◆ **EXERCISE PROMPT**
Across the records, find how many lines include the string "CONF" and answer with only the figure.

◆ **Items from an interface collection**
=== Begin Enclosure ===

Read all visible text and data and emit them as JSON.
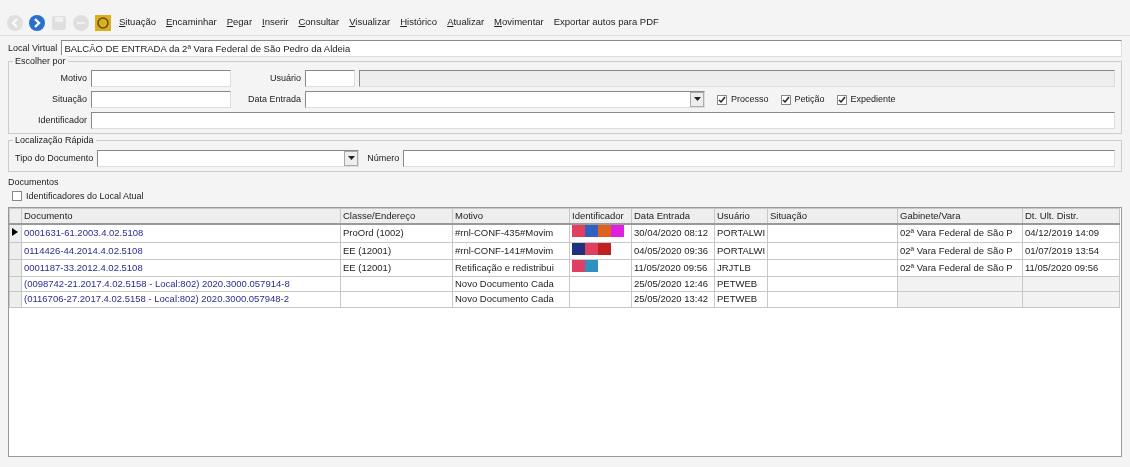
{
  "toolbar": {
    "icons": [
      {
        "kind": "back",
        "disabled": true
      },
      {
        "kind": "forward",
        "disabled": false
      },
      {
        "kind": "save",
        "disabled": true
      },
      {
        "kind": "circle",
        "disabled": true
      },
      {
        "kind": "yellow",
        "disabled": false
      }
    ],
    "menu": [
      {
        "label": "Situação",
        "mnemonic": true
      },
      {
        "label": "Encaminhar",
        "mnemonic": true
      },
      {
        "label": "Pegar",
        "mnemonic": true
      },
      {
        "label": "Inserir",
        "mnemonic": true
      },
      {
        "label": "Consultar",
        "mnemonic": true
      },
      {
        "label": "Visualizar",
        "mnemonic": true
      },
      {
        "label": "Histórico",
        "mnemonic": true
      },
      {
        "label": "Atualizar",
        "mnemonic": true
      },
      {
        "label": "Movimentar",
        "mnemonic": true
      },
      {
        "label": "Exportar autos para PDF",
        "mnemonic": false
      }
    ]
  },
  "local_virtual": {
    "label": "Local Virtual",
    "value": "BALCÃO DE ENTRADA da 2ª Vara Federal de São Pedro da Aldeia"
  },
  "escolher_por": {
    "title": "Escolher por",
    "motivo": "Motivo",
    "usuario": "Usuário",
    "situacao": "Situação",
    "data_entrada": "Data Entrada",
    "identificador": "Identificador",
    "checks": [
      {
        "label": "Processo",
        "checked": true
      },
      {
        "label": "Petição",
        "checked": true
      },
      {
        "label": "Expediente",
        "checked": true
      }
    ]
  },
  "localizacao": {
    "title": "Localização Rápida",
    "tipo": "Tipo do Documento",
    "numero": "Número"
  },
  "documentos": {
    "title": "Documentos",
    "check": {
      "label": "Identificadores do Local Atual",
      "checked": false
    },
    "columns": [
      "Documento",
      "Classe/Endereço",
      "Motivo",
      "Identificador",
      "Data Entrada",
      "Usuário",
      "Situação",
      "Gabinete/Vara",
      "Dt. Ult. Distr."
    ],
    "rows": [
      {
        "selected": true,
        "cells": [
          "0001631-61.2003.4.02.5108",
          "ProOrd (1002)",
          "#rnl-CONF-435#Movim",
          "",
          "30/04/2020 08:12",
          "PORTALWI",
          "",
          "02ª Vara Federal de São P",
          "04/12/2019 14:09"
        ],
        "tags": [
          {
            "color": "#e04060"
          },
          {
            "color": "#3060c0"
          },
          {
            "color": "#e06020"
          },
          {
            "color": "#e020e0"
          }
        ]
      },
      {
        "selected": false,
        "cells": [
          "0114426-44.2014.4.02.5108",
          "EE (12001)",
          "#rnl-CONF-141#Movim",
          "",
          "04/05/2020 09:36",
          "PORTALWI",
          "",
          "02ª Vara Federal de São P",
          "01/07/2019 13:54"
        ],
        "tags": [
          {
            "color": "#203080"
          },
          {
            "color": "#e04060"
          },
          {
            "color": "#c02020"
          }
        ]
      },
      {
        "selected": false,
        "cells": [
          "0001187-33.2012.4.02.5108",
          "EE (12001)",
          "Retificação e redistribui",
          "",
          "11/05/2020 09:56",
          "JRJTLB",
          "",
          "02ª Vara Federal de São P",
          "11/05/2020 09:56"
        ],
        "tags": [
          {
            "color": "#e04060"
          },
          {
            "color": "#3090c0"
          }
        ]
      },
      {
        "selected": false,
        "cells": [
          "(0098742-21.2017.4.02.5158 - Local:802) 2020.3000.057914-8",
          "",
          "Novo Documento Cada",
          "",
          "25/05/2020 12:46",
          "PETWEB",
          "",
          "",
          ""
        ],
        "tags": []
      },
      {
        "selected": false,
        "cells": [
          "(0116706-27.2017.4.02.5158 - Local:802) 2020.3000.057948-2",
          "",
          "Novo Documento Cada",
          "",
          "25/05/2020 13:42",
          "PETWEB",
          "",
          "",
          ""
        ],
        "tags": []
      }
    ]
  }
}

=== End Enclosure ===

◆ **RESULT FOR THIS EXERCISE**
2